'WYCHE HAS MOVED TO MORE ELEGANT QUARTERS'
All right, you long sufferers. You have been looking for the way to beat Alabama. Here is how you do it. Very simple. First thing you get two top quarterbacks, one who passes like a professional and runs like he would rather not (call him Swamp Rat Warren, just for fun) and one who is a terrific natural athlete (call him Charlie Fulton) who also doubles as a tailback and frightens people no matter what he plays. Are you getting this down? Then you make a raid into Alabama and grab a prospect from under the nose of Bear Bryant. That's the hard part. Better do that at night. Call this prospect Richmond Flowers Jr. of the Montgomery Flowers. Flowers can catch, and he can run with what he has caught. Then you go down to Tampa, Fla., and get a couple more quarterbacks and shove them onto the defensive team. They will love it.
Now pay attention, because this is where it gets tricky. You allow both Warren and Fulton to get hurt before the game. Knock them right out of the action, see? And you bring up a quarterback with a name nobody can pronounce. Bubba Wyche. Does it rhyme with tyke, rich, psyche, rice or swish? His father says with "I-ch." Bubba is a fellow who has been hanging around for four years, serving time as a red shirt on the meatball squad and aching to get a chance to earn his laundry money.
Bubba gets a lot of unattention, and richly deserves it. Even the week before, when he makes his debut on national television because Warren and Fulton are hurt and he beats Georgia Tech, nobody thinks about him. Who's Georgia Tech? Beat Alabama, that's the thing.
So, on a lovely clear day in late October you put the baby-faced, blue-eyed, turned-up-nose and nice-as-can-be Bubba Wyche on the painted turf of Legion Field in Birmingham before the largest crowd—72,000—ever to see an Alabama-Tennessee football game. Then you add expatriate Flowers, who once got a wire from Alabama that said, "The Bear will make you regret your unfortunate decision," and those two former quarterbacks from Tampa, Defensive Halfback Albert Dorsey and Linebacker Steve Kiner. You tell Wyche to throw passes, Flowers to catch them, Dorsey to intercept when Ken (The Snake) Stabler throws and Kiner to intercept Alabama's runners. And there you have, in capsule, how Tennessee beat Alabama last weekend by a score of 24-13.
With its victory, up went Tennessee to the top of the Southeastern Conference, which is called The Really Big Ten, with justification. Down went Alabama's 25-game undefeated streak. Up went Coach Douglas Adair Dickey's first victory over Coach Paul (Bear) Bryant. This story will serve to explain how an aspiring young coach just four years into the race and with a name like Douglas Adair can beat a famous older coach named Bear.
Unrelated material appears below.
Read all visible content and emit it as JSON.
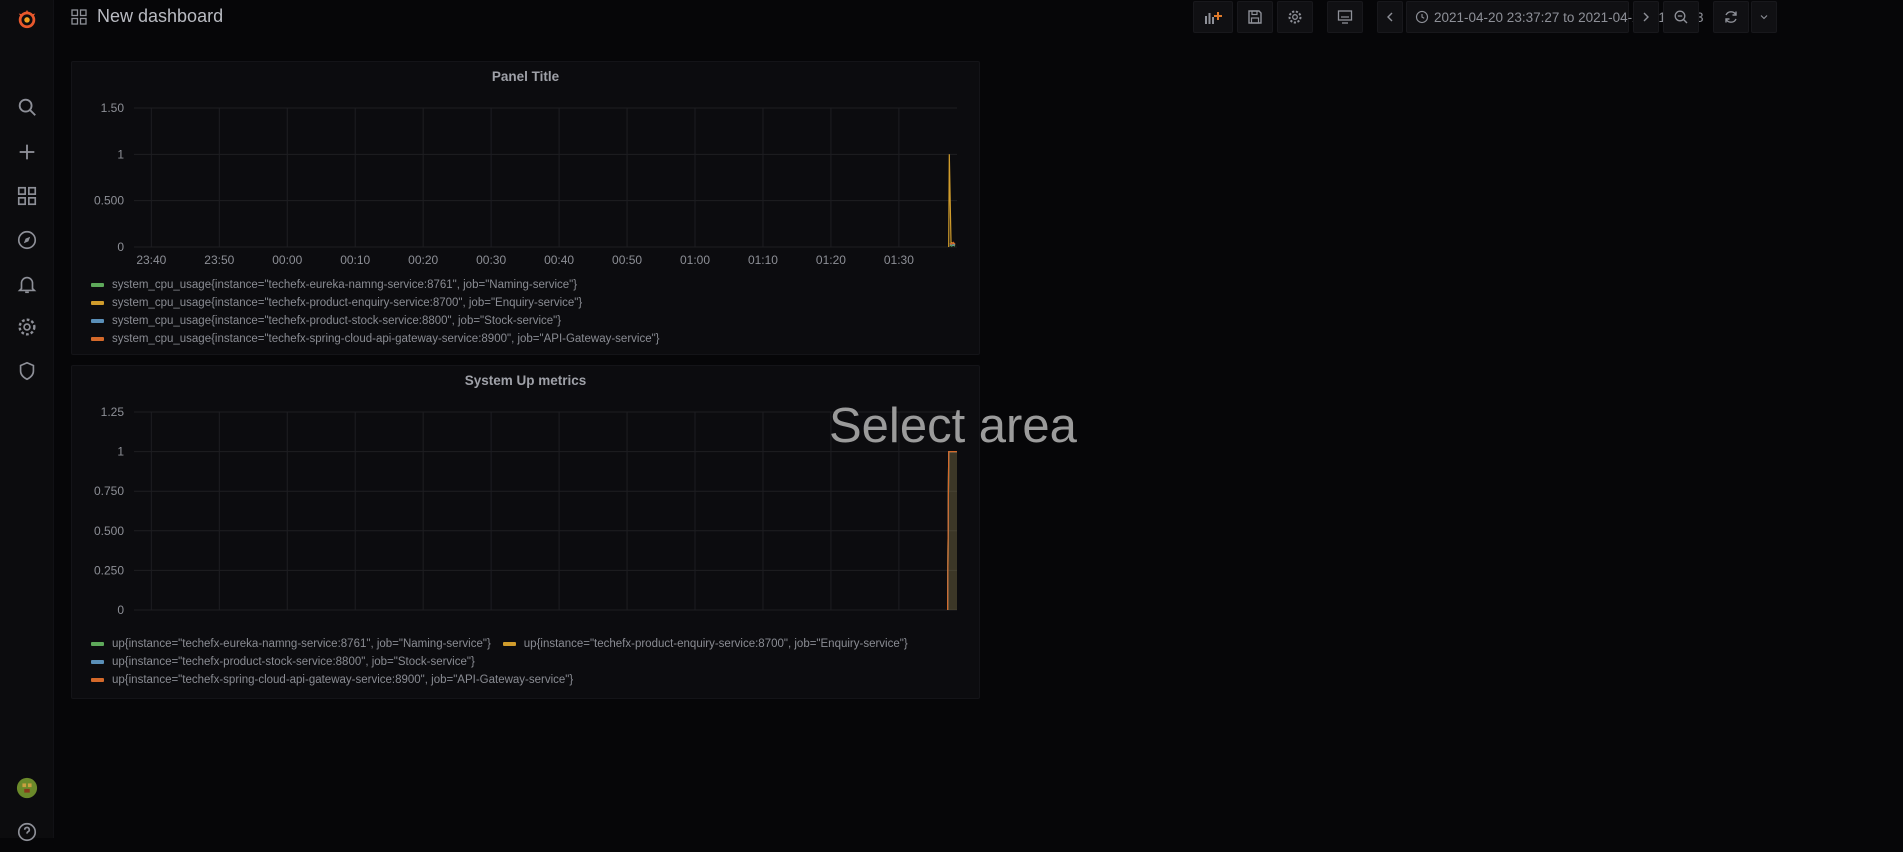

Alabama-Tennessee is a rivalry that goes back 66 years. It was once and has probably become again the biggest game in Dixie. Like most great rivalries, it inspires and provokes. Bryant himself played in this game with a broken leg. It was 1935 and Alabama won. Last year Tennessee blew a 10-point lead in the rain at Knoxville, fell behind 11-10 and came within a 19-yard field-goal try of pulling it out in the final minute.
Alabama went on to an undefeated season, and Knoxville never got over the game. An otherwise temperate Tennessee engineering professor said it was "the most disappointing moment of my life." From that moment until last Saturday the rematch was drooled over. Preseason billboards advertising Tennessee's schedule were blatantly pointed. On top was GO VOLS. Beneath it, BEAT 'BAMA.
But most of this seemed to be more a frenzy of dread than optimism. The redoubtable Bryant raises the terrible suspicion in an opponent that he is unbeatable, that he can outsmart, out-coach and outshow everybody else and, in the clutch, even make a field goal float mysteriously off to the right.
Doug Dickey sat in the parlor of his new home in Knoxville suburbia one night last week before the trip to Birmingham and talked in pragmatic terms of having to face this monolith. He was relaxed.